Wednesday, January 20, 2010

Direct Marketing Campaign Abandoned At The Point Of Sale

While doing more research and reading on direct marketing campaigns I was reminded of one that I partook in as a consumer a few years back. It worked out just fine for me, but horribly for the company involved. I received the benefit through my response, but they did not receive the sale. And, they had no one to blame but themselves.

I received a direct marketing piece in the mail from Ford. They were offering a fantastic deal: come in to one of their dealerships and test-drive one of their vehicles, and receive a Visa gift card in the mail in the amount of either $50 or $75 (I can't remember which it was, but either way it's a great deal, right?). I was still under a lease agreement with Toyota at the time and had no plans to buy a new car, but I figured why pass up the deal? I don't have to buy. The only requirement for me was that I come in and test-drive. After that, I can fill out the paperwork (most likely ending up on their mailing list for future correspondence and offers), say 'no thank you' to any offer, and go home to await my gift card.

There happened to be a Ford dealership right down the street from me, so one day when I had some time and made my way over there. I went in and told the salesman that approached about the offer I had received in the mail and presented it to him. I followed him over to a table in the showroom and sat down. He looked it over briefly and then asked me point blank if I had any intention of buying a vehicle. I said 'no'.

"Okay, well let me just sign this paper, and you can be on your way", he said.

He signed the paper and gave it to me. Then he let me leave. No test drive. No sales pitch. Nothing. He didn't even try. As far as he was concerned, every person that came into the showroom with this direct mail piece in hand was going to waste his time. They were not going to buy a car. They just wanted the gift card. And, for him to make money he has to sell cars. So, in his eyes it was better to get rid of us freeloaders up front, and get back to business.

But, in doing this he missed the entire point of the direct marketing campaign. What the campaign did was bring people into the showroom and require them to actually try out a Ford product. Once the consumer was in there, it was the job of the salesperson (and the vehicle) to sell the product. Now, in my case (and perhaps the case of many others) the day would not have resulted in a sale. There was no chance of that. I had an almost brand new car which I was happy with. However, this visit could have potentially done a lot to help change my perception of Ford's products and of Ford as a company. But, instead the ball was dropped in the red zone.

All of the blame does not fall onto the salesman though. In his head, it made sense to not 'waste time' with these non-customers. His manager should have done more to ensure he did his best to educate these consumers and make any kind of connection that he could. Next, those marketers who created the campaign should have thought it out more completely and realized that this offer is going to bring in a lot of false leads to their salespeople who make a living off of commission. It was their responsibility to take their campaign a step further and sell it to the sales teams at the dealership. Tell the salespeople the reasoning behind the campaign and why you think it will work. Educate them on the marketing aspect of driving sales and get everyone on the same side.

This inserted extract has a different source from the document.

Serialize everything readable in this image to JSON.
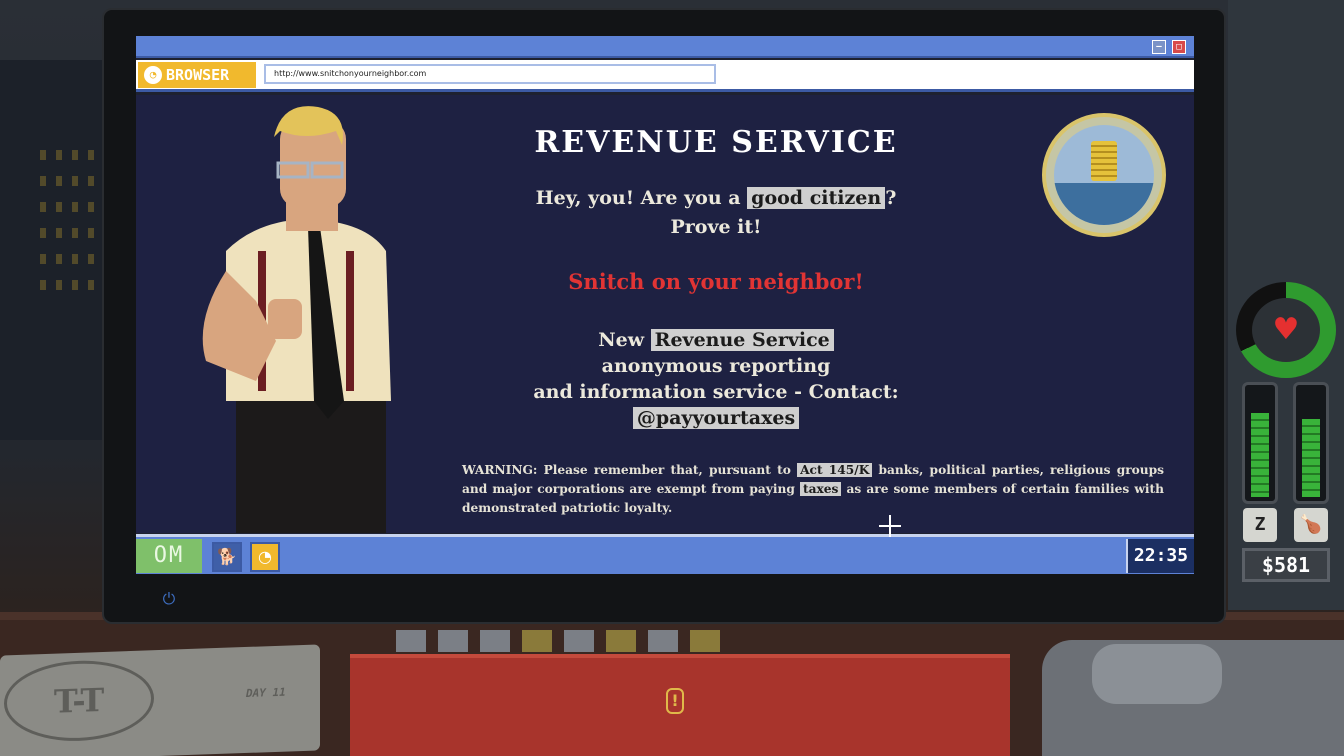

The sales teams concerns should have then been addressed. They need qualified leads to have a better chance at making a sale. So, what's another way to offer this deal to consumers? Maybe have a certain day for the offer to be valid, or only during certain non-peak hours. Perhaps they could have designated certain employees to be the ones to handle those responding to the mailing - people whose income is not commission-based. However, because the details clearly were not thought of prior to the execution of this campaign, the direct marketing offer was a failure on the day I went in to the dealership, and more than likely a failure all around for the same reason.

As a final note, one of my associates received the same offer and did the same thing that I did. They never received their gift card in the mail. Follow-through is vital for any campaign if you plan to build a positive brand image in the minds of consumers.